Cyberlink compatibility Chart http://tinyurl.com/3y84ra.



Sony, from what I understand, does include both a viewer and an encoder which is capable of re-encoding a M2TS file into a format that requires less overhead to play on a low-performing system. My guess though, based on my tests, is that even the re-encoded file will suffer from the choppy video/audio problem.

My workstation I do my video stuff on is on a Asus motherboard with a AMD 64X2 4800+, 2 gb ram ,Nvidea GEForce 7300GS 512mb. According to the Cyberlink Advisor my video card is not compatible. Of course, My card is compatible because I can play 1080p WMHDV downloaded from the Windows Media Showcase. My laptop is a POS Acer Aspire 3000 with 512mb ram. I didn't bother running the advisor on it I already know its not HDV Ready. But I have tested what I found works on my workstation and I do get choppy audio/video.

Windows Media Showcase http://tinyurl.com/oxf5o


MY $35.00 Solution: Cyberlink PowerDVD Ultra 7.3 UNINSTALLED

I found an encoder while surfing the web that can convert M2TS files to .AVI files that are playable both in WMP10 and MPC. The installer is a 21-day trial and is not limited in any other way I could tell so-far. You can preview the files in a small window which is nice. I also downloaded a test video.

Sample Videos http://tinyurl.com/2zg6fs

Elecard AVC HD to DV Transcoder http://tinyurl.com/2x2xf2

The resulting encoded AVI file does play without a hitch on my 99% HDV compliant system. However, I'm not sure of how close to HD compliant the output file actually is. Next I looked at editing.

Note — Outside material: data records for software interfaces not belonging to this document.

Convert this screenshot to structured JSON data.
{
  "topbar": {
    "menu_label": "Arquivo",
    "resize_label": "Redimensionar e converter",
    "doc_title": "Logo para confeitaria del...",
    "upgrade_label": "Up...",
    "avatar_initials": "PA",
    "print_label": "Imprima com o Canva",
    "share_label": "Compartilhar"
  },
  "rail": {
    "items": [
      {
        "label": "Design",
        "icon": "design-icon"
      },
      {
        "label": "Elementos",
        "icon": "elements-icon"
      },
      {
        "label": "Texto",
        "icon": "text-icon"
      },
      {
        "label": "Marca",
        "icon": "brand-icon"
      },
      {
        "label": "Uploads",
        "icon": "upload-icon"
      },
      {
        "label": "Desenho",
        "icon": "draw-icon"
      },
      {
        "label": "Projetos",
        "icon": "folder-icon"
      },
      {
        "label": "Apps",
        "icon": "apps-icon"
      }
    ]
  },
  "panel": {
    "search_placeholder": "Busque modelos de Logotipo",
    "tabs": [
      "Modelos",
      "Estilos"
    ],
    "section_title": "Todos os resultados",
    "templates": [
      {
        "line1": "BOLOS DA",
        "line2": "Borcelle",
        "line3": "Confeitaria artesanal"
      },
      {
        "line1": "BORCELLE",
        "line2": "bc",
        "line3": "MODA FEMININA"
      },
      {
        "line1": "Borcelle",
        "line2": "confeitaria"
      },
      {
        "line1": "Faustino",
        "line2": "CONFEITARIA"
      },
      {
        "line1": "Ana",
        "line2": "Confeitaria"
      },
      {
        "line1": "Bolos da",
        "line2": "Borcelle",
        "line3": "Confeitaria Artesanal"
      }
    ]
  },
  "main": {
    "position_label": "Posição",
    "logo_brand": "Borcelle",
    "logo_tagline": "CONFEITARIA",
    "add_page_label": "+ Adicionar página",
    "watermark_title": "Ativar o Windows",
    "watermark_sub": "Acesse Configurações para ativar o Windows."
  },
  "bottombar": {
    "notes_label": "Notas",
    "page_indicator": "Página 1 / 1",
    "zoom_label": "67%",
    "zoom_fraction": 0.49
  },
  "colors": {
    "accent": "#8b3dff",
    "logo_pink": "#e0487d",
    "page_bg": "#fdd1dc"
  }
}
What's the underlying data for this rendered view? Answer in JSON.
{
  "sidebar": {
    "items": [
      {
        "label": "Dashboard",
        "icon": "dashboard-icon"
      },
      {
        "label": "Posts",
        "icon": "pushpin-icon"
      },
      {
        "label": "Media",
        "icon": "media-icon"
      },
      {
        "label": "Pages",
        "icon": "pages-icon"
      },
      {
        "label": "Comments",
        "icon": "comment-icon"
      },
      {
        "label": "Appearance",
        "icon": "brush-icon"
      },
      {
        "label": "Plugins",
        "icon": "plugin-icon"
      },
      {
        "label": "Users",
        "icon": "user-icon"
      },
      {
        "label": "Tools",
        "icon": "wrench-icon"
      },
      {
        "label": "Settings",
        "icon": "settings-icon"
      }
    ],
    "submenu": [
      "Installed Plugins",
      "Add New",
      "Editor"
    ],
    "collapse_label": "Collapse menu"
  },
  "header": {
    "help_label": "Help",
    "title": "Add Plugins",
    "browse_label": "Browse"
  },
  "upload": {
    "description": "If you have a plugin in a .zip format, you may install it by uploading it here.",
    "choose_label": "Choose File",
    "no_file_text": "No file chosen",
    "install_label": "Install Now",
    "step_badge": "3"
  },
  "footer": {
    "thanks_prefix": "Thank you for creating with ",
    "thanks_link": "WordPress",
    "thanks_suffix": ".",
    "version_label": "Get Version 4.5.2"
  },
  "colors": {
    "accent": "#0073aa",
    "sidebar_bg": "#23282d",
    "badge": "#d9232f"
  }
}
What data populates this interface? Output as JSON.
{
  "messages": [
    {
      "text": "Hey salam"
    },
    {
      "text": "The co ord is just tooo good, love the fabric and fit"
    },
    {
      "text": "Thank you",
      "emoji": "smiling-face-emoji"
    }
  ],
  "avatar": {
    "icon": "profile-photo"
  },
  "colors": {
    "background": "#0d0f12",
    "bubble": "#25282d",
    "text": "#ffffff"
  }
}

1.Womble has problem with the display of the Elecard encoded file. There are vertical lines in the preview video that get passed to an exported video. So Womble is out.

2.Sony Vegas Platinum 7.0 can import the encoded file and render as other types of .AVI files that play perfectly with WMP10 and MPC. Womble is still out using the Sony Rendered AVI.

3.Ulead DVD Movie Factory 4.0 can't open the Elecard encoded file but can open and play properly the Sony Rendered AVI. It can also export to a Vob set. Womble has no problem with the resulting file. So Womble is back in.

4.VirtualDubMod can[t open the source M2TS file or directly open either the Elcard or the Sony Rendered file due to a lack of a codec. It can open the Elcard file if at the bottom of the open dialog you select the DirectShow Source option next to where it says Use AviSynth Template. A basic stream dump to an AVI file can be opened by Womble.

5. Windows Media Encoder can render the Elcard AVI to a HDWMV but nothin on my system can play it.

6. Super© can convert the Elcard file with no problem to different iterations of AVI files using DivX or XVID and AC3 which is good news actually.


MY $135.00 Solution: Cyberlink PowerDVD Ultra 7.3 INSTALLED

PowerDVD Ultra can play the HDWMV file but we are $100.00 over budjet.

VirtualDubMod can open M2TS files but does a lousy processing job.


Here's a sample of what I was able to do...

Video: XVID 1280x720 29.97fps 1314Kbps [Video 0]

Audio: Dolby AC3 48000Hz 6ch 112Kbps [Audio 1]